Please work out how many lines in the entries below include the string "data", and reply with the number alone.

Study material:
[Start of Attachment]

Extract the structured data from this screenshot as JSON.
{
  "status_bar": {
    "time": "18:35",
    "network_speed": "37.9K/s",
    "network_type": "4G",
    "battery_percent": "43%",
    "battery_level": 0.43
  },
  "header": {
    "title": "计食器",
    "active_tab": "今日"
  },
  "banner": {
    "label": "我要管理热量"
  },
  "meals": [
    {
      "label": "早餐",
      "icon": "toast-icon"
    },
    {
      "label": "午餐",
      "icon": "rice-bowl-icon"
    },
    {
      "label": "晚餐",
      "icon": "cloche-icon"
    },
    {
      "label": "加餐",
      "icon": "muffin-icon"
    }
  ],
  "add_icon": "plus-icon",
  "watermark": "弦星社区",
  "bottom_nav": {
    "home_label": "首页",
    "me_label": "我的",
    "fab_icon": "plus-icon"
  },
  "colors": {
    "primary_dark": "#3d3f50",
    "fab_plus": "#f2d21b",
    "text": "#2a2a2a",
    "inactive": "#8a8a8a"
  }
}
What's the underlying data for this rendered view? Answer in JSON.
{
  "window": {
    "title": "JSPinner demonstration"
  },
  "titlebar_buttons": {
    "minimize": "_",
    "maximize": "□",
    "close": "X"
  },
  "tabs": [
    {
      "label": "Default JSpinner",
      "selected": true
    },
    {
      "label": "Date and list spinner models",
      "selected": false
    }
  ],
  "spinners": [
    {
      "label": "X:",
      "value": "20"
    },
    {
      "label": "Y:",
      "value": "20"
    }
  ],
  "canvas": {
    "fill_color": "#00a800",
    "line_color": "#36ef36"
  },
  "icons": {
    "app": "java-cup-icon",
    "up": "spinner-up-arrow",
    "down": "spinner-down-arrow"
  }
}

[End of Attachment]

Expected answer: 2